“Our students weren’t familiar with it,” he said. “I’d talk about ‘The Carol Burnett Show,’ and they’d say, ‘Who is Carol Burnett?’
“It’s time we educate them. You have to know where you are coming from so you know where you are going.”
The plays poke fun at playwrights Tennessee Williams and Sam Shepard, at modern life and at gender and sex roles.
“One of the plays is called ‘For Whom the Southern Belle Tolls,’ and it’s absolutely hysterical,” Welch said. “The students have read ‘The Glass Menagerie,’ and now they are doing this short play and they’re understanding what sketch comedy is.”
Making light of great works is not light work, the professor said, and the student actors have all done background study and research to prepare for their roles.
“It’s like Carol Burnett coming down the grand staircase with the curtain rod and the curtains, and she says, ‘I couldn’t resist.’
“As an audience member, you don’t have to know ‘Gone With the Wind’ to find that funny, but as an actor, you need to investigate what you are doing. You have to bring that understanding to your character.
“Acting is believing, and the audience will only believe as far as you believe. If it’s funny, you as an actor take it very seriously when you say some of these ridiculous things. The more real you are, the funnier it will become.”
Jeanine Kuehn of Olympia, studying for an associate’s degree, decided to try her hand at acting to get practice with public speaking. But she got more than that.
Both of her characters are not nice people, which she’s finding challenging and yet fun. “They’re both quite mean; they’re both quite evil. It’s fun to play the bad guy.”
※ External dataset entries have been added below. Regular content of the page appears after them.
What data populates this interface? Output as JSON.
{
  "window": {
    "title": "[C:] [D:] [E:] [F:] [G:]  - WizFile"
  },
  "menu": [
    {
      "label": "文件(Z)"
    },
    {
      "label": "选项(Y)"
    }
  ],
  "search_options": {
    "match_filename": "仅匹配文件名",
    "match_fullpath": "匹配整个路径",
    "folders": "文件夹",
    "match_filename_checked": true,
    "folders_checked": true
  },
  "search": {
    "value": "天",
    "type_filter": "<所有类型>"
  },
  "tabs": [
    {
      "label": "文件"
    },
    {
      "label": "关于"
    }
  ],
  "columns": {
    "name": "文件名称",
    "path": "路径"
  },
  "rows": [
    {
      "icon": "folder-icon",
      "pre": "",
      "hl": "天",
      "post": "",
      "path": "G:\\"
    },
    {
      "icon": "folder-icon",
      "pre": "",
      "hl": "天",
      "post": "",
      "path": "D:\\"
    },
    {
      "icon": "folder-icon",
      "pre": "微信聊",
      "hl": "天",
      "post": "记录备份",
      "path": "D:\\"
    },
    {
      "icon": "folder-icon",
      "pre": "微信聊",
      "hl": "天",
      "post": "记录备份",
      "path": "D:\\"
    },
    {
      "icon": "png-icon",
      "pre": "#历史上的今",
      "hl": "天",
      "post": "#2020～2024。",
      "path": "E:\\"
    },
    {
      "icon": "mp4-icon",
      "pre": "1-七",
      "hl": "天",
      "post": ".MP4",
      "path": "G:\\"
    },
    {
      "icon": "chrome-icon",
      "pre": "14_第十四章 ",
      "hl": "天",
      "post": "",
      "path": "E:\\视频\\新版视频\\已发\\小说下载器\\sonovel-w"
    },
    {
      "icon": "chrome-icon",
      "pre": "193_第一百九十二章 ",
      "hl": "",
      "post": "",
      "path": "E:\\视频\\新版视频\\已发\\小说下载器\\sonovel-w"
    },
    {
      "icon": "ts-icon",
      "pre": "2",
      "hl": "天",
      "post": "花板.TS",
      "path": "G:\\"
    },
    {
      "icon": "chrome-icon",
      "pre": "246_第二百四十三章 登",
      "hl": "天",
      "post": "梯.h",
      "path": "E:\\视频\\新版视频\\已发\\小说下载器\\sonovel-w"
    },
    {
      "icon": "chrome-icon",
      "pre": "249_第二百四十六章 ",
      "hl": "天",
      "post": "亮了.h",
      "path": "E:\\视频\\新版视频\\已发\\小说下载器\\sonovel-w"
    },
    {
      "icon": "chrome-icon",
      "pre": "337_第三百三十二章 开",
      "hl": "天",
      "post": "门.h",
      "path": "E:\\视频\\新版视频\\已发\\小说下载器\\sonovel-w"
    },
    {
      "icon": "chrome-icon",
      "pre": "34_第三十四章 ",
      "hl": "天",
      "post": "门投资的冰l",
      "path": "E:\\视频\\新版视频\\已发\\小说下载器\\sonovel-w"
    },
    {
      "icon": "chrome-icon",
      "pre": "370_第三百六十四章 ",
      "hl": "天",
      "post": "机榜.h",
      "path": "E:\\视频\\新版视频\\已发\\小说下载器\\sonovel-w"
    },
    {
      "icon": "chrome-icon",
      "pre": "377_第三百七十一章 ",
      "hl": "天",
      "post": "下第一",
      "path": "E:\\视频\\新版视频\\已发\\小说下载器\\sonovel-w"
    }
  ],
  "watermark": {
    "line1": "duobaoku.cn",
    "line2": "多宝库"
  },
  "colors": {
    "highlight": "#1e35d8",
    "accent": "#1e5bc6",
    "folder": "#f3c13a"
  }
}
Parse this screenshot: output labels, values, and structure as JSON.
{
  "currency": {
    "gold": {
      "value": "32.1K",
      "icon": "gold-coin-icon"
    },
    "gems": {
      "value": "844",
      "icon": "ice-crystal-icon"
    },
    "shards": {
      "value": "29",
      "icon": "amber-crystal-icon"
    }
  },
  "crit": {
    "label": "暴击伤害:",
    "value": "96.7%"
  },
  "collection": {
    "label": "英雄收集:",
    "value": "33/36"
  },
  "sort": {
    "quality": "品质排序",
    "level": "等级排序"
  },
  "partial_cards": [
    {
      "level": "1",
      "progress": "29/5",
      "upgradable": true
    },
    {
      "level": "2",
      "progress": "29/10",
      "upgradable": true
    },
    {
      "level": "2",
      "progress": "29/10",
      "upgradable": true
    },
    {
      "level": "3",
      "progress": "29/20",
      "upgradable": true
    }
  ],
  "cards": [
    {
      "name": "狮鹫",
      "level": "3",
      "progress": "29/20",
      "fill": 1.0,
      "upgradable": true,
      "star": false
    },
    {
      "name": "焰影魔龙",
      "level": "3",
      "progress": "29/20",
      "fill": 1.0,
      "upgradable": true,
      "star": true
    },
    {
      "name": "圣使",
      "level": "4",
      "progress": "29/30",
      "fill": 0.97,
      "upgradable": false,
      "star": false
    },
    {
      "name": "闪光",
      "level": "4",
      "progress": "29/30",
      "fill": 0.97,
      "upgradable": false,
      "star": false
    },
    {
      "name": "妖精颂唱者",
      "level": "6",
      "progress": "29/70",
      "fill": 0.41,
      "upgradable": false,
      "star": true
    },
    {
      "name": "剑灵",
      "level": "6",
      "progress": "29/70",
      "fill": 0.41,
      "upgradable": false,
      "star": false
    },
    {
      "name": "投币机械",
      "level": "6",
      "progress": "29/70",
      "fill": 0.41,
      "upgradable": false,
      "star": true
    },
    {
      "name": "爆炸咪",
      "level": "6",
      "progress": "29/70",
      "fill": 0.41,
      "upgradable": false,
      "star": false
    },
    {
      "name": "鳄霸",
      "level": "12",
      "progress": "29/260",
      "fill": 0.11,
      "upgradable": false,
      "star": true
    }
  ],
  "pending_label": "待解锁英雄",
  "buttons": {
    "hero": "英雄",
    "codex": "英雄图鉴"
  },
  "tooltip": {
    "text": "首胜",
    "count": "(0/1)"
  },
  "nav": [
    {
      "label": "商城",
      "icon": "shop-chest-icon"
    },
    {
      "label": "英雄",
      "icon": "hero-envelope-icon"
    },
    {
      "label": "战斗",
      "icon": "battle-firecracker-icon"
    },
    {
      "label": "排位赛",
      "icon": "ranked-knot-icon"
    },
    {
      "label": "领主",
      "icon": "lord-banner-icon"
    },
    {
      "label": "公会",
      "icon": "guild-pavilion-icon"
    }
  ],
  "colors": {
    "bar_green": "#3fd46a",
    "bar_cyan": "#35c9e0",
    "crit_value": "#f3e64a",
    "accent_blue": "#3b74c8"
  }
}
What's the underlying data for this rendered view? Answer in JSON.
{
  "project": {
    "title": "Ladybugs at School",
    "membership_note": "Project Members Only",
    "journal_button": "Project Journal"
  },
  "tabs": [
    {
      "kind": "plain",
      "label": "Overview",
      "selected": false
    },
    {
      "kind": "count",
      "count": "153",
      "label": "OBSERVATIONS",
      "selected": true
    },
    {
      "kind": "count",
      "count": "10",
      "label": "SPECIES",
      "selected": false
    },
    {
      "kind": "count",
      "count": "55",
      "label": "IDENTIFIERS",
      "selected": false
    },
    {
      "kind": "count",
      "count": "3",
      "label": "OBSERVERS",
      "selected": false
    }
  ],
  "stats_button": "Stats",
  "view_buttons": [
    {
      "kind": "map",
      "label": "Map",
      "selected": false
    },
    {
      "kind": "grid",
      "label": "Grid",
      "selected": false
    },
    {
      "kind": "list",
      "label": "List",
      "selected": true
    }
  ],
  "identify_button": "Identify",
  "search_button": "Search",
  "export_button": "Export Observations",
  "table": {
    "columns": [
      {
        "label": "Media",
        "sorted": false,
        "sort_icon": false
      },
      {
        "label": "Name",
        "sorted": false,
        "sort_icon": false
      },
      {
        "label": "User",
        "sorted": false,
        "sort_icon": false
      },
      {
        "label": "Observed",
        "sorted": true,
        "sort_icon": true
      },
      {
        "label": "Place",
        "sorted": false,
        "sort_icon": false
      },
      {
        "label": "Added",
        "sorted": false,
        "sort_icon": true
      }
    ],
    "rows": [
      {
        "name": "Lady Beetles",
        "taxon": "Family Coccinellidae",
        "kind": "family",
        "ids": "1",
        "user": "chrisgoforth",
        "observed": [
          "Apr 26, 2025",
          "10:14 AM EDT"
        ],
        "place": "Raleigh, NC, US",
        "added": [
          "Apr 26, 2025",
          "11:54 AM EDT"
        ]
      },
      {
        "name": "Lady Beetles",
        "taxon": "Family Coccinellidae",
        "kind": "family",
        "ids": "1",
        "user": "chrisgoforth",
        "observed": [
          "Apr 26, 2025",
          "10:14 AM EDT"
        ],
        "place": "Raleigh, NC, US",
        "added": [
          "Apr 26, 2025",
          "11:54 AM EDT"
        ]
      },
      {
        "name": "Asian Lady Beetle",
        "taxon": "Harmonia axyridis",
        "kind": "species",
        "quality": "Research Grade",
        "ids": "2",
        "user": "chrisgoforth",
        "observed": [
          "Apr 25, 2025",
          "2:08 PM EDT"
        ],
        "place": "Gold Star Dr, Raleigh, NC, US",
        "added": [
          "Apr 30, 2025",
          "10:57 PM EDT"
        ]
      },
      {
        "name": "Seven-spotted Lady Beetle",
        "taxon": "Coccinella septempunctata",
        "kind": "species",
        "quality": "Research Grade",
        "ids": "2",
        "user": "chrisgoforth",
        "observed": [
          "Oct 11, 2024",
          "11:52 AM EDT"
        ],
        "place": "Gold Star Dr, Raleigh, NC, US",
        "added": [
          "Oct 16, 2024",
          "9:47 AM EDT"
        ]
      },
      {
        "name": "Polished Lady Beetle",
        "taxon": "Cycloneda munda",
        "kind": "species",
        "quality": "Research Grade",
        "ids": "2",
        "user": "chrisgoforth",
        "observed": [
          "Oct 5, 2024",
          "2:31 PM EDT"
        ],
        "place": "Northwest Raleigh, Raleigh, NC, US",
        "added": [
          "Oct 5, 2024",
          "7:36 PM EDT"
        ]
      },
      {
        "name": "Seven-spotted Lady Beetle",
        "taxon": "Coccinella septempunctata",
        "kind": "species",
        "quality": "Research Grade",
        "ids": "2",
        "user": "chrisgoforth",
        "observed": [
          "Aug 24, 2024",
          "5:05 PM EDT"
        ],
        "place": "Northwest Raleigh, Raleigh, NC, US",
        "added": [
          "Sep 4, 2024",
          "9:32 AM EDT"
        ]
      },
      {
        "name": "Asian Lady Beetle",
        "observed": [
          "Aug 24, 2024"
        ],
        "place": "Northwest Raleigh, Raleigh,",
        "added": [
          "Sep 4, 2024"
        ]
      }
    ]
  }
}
In “A Stye to the Eye,” which skewers the work of Shepard and several other modern playwrights, Kuehn plays the psychiatrist.
“She is just looking to get a book deal,” she said. “She’s not really interested in the patients.”
The audience doesn’t have to know that the psychiatrist is based on the one in John Pielmeier’s “Agnes of God” to find it funny — but it doesn’t hurt, the director said.
“There are a few references that if you really know theater, you are going to get a laugh, but people will not necessarily pick up on it.”
“In ‘For Whom the Southern Belle Tolls,’ a character talks about having 17 gentlemen callers,” he added. “It’s on that intellectual level, which will make it funnier if you know the play.”